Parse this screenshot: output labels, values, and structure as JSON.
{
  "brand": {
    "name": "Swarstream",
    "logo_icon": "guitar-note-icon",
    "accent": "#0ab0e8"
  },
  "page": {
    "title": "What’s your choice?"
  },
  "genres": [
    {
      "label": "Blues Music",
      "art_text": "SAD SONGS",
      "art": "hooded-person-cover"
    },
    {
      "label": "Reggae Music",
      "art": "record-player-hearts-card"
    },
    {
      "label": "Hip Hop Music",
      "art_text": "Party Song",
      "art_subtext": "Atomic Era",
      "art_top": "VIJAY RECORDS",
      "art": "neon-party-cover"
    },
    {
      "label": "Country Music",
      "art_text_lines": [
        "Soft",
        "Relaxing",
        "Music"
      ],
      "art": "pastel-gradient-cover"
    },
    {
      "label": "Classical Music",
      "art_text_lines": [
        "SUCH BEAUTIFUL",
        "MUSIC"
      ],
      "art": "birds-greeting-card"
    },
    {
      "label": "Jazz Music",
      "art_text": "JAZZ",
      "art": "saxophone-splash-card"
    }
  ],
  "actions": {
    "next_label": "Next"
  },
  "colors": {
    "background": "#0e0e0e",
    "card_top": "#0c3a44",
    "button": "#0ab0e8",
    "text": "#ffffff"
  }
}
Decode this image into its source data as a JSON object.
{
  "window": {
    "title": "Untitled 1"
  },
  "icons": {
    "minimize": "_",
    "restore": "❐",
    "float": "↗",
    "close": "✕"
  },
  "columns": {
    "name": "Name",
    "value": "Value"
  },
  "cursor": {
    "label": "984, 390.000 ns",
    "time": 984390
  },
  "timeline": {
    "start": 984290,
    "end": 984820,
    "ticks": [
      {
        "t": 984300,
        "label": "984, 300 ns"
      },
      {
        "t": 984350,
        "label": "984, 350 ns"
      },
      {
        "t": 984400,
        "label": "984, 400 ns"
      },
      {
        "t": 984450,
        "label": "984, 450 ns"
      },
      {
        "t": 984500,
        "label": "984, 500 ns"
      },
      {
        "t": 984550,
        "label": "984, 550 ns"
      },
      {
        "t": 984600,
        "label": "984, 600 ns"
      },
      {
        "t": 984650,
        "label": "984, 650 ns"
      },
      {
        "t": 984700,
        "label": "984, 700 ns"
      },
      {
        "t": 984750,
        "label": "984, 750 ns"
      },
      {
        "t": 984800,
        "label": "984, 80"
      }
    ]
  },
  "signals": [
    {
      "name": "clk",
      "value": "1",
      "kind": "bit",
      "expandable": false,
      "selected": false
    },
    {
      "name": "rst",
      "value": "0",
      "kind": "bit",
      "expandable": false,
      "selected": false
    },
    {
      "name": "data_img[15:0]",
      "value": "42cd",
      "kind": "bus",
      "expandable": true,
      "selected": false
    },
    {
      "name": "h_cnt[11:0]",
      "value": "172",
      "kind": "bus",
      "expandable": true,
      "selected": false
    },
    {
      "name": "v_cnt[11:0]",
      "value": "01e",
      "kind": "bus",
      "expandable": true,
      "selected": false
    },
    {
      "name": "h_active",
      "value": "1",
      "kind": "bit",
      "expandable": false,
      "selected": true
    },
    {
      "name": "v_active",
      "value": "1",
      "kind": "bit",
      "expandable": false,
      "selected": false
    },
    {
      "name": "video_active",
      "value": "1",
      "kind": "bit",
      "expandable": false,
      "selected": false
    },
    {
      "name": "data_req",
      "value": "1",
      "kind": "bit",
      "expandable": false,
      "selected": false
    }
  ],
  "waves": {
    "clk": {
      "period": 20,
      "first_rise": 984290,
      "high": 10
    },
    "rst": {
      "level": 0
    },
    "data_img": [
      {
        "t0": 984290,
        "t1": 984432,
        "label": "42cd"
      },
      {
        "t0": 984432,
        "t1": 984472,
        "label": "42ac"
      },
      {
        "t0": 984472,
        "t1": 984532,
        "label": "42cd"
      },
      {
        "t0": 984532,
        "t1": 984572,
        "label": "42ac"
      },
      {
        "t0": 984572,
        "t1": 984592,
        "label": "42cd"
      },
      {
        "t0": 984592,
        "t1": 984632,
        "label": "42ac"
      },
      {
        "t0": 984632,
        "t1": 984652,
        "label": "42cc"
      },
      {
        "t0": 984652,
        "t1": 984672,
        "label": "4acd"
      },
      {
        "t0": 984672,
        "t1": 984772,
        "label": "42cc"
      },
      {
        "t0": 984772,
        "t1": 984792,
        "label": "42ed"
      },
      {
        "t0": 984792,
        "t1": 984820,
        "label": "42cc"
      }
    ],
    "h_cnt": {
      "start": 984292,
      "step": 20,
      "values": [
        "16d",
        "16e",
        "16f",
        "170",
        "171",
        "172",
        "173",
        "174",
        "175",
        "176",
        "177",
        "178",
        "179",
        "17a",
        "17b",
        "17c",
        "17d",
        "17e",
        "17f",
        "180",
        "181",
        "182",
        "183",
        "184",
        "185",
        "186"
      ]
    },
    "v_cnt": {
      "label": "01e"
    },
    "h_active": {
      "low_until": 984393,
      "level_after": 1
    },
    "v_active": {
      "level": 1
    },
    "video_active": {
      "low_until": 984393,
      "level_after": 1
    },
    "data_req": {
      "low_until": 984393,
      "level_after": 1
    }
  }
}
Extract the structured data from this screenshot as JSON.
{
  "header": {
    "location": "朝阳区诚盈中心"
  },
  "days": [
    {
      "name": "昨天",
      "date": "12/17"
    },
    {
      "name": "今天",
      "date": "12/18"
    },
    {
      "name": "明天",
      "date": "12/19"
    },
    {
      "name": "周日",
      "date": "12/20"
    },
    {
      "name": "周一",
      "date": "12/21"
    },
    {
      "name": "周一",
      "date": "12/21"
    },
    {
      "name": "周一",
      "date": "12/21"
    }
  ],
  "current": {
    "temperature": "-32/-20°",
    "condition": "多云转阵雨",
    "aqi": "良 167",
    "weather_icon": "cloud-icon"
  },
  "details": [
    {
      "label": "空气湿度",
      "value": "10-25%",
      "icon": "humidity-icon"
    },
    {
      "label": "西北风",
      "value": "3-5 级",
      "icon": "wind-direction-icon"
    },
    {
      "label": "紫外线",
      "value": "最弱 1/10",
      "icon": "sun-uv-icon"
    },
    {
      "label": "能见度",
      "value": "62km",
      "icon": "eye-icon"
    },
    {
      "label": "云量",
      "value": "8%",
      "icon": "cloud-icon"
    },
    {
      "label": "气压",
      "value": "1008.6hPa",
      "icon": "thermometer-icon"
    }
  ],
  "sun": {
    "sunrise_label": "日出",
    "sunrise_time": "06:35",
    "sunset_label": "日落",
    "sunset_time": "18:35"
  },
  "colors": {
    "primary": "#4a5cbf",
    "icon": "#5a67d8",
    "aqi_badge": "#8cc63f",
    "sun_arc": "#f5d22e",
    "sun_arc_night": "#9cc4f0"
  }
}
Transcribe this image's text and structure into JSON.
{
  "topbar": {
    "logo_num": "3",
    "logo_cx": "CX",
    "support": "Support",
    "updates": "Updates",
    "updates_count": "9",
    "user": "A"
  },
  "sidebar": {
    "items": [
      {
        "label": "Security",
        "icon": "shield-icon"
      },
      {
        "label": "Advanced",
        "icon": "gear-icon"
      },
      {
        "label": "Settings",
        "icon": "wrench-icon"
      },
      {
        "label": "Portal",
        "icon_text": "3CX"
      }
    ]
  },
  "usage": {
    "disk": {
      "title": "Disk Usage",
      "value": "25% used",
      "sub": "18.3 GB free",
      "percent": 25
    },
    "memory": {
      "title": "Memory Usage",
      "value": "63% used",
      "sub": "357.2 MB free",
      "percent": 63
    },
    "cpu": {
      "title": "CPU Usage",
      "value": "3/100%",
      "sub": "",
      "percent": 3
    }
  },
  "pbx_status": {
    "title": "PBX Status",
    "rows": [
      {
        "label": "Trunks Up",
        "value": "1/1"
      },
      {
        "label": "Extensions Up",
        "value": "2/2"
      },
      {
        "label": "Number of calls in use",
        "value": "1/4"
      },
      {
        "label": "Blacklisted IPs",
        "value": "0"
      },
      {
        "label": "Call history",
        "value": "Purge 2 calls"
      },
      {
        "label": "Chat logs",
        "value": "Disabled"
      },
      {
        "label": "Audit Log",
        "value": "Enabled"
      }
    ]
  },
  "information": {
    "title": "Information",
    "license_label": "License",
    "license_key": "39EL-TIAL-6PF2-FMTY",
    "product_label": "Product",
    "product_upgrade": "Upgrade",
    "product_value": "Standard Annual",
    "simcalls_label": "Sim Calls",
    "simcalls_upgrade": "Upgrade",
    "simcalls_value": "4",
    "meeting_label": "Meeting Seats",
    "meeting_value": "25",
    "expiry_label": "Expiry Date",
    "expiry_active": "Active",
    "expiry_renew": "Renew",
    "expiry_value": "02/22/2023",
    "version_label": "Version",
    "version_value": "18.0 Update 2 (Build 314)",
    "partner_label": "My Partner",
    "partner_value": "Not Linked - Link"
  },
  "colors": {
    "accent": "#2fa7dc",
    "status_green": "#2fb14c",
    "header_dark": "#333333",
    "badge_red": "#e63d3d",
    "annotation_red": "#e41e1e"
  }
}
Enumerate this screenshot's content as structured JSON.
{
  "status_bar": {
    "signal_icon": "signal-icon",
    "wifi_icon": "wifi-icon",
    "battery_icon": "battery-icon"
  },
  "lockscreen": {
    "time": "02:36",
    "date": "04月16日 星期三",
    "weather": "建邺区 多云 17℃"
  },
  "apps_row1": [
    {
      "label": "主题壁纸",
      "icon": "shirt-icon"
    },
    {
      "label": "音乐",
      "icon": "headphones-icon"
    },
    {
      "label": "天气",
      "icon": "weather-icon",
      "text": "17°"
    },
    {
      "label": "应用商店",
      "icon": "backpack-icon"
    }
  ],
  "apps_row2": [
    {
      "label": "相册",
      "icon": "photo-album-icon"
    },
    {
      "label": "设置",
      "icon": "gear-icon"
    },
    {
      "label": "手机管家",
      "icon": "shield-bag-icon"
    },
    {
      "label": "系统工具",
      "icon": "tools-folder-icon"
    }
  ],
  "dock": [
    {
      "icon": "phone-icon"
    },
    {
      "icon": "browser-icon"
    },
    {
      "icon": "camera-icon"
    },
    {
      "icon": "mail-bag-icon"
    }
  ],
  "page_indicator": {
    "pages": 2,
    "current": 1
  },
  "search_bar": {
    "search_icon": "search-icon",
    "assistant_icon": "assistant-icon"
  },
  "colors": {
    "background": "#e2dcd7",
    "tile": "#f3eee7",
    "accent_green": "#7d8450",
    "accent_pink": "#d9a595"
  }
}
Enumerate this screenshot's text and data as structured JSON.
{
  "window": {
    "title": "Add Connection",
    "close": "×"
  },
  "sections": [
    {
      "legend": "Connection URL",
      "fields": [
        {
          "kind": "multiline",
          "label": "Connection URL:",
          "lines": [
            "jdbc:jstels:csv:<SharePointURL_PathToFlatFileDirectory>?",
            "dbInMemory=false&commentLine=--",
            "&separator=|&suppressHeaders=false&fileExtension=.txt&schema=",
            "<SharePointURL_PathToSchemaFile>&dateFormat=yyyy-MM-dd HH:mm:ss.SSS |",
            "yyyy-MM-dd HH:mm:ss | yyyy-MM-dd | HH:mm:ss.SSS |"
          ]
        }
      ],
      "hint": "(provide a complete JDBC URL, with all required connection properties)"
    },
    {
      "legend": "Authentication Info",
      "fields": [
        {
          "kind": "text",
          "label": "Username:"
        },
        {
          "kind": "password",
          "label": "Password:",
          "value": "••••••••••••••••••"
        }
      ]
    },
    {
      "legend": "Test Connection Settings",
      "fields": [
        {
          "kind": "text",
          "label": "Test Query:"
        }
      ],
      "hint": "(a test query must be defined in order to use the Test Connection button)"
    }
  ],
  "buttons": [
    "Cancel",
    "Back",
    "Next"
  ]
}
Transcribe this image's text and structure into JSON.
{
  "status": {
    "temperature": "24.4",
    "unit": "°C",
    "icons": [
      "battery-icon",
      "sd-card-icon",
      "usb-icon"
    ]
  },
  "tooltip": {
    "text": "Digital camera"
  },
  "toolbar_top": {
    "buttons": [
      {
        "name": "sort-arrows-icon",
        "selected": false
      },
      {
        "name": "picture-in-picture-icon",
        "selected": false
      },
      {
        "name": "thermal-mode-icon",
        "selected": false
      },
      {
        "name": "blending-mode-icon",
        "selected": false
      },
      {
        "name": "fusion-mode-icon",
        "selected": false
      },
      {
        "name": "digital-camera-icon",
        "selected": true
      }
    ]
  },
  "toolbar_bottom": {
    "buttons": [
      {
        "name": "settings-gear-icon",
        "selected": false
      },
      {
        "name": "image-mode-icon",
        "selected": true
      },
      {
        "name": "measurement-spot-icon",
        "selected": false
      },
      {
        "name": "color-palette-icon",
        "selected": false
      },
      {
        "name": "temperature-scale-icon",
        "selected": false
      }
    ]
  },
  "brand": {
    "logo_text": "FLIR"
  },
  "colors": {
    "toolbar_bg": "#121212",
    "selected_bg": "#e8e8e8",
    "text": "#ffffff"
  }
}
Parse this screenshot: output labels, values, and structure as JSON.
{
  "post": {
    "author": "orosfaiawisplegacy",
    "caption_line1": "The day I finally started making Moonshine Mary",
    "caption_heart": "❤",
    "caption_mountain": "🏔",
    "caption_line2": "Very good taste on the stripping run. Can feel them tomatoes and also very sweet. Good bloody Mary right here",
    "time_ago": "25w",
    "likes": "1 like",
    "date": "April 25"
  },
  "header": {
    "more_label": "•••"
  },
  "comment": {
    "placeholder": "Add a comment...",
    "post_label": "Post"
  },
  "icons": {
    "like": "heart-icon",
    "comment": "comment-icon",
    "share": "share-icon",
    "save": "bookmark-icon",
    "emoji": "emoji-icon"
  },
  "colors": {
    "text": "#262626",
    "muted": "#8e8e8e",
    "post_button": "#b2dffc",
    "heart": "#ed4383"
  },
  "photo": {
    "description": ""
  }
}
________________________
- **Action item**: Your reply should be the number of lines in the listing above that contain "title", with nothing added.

- **Solution to this exercise**: 8